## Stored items
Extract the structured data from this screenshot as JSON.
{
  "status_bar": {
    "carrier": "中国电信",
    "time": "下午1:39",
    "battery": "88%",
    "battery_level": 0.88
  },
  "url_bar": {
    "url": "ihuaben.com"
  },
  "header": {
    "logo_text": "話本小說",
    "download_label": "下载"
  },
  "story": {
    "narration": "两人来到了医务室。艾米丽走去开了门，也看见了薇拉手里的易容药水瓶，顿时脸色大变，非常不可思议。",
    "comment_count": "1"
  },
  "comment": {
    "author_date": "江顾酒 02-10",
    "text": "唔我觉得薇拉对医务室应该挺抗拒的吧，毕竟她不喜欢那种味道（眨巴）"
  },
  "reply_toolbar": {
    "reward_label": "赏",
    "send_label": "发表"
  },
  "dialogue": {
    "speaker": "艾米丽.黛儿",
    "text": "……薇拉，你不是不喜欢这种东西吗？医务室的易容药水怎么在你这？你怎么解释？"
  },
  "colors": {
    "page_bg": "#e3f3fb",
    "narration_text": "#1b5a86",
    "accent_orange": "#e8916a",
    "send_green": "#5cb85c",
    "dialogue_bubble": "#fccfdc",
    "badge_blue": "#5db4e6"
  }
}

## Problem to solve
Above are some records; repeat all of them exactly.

## Response area
Extract the structured data from this screenshot as JSON.
{
  "status_bar": {
    "carrier": "中国电信",
    "time": "下午1:39",
    "battery": "88%",
    "battery_level": 0.88
  },
  "url_bar": {
    "url": "ihuaben.com"
  },
  "header": {
    "logo_text": "話本小說",
    "download_label": "下载"
  },
  "story": {
    "narration": "两人来到了医务室。艾米丽走去开了门，也看见了薇拉手里的易容药水瓶，顿时脸色大变，非常不可思议。",
    "comment_count": "1"
  },
  "comment": {
    "author_date": "江顾酒 02-10",
    "text": "唔我觉得薇拉对医务室应该挺抗拒的吧，毕竟她不喜欢那种味道（眨巴）"
  },
  "reply_toolbar": {
    "reward_label": "赏",
    "send_label": "发表"
  },
  "dialogue": {
    "speaker": "艾米丽.黛儿",
    "text": "……薇拉，你不是不喜欢这种东西吗？医务室的易容药水怎么在你这？你怎么解释？"
  },
  "colors": {
    "page_bg": "#e3f3fb",
    "narration_text": "#1b5a86",
    "accent_orange": "#e8916a",
    "send_green": "#5cb85c",
    "dialogue_bubble": "#fccfdc",
    "badge_blue": "#5db4e6"
  }
}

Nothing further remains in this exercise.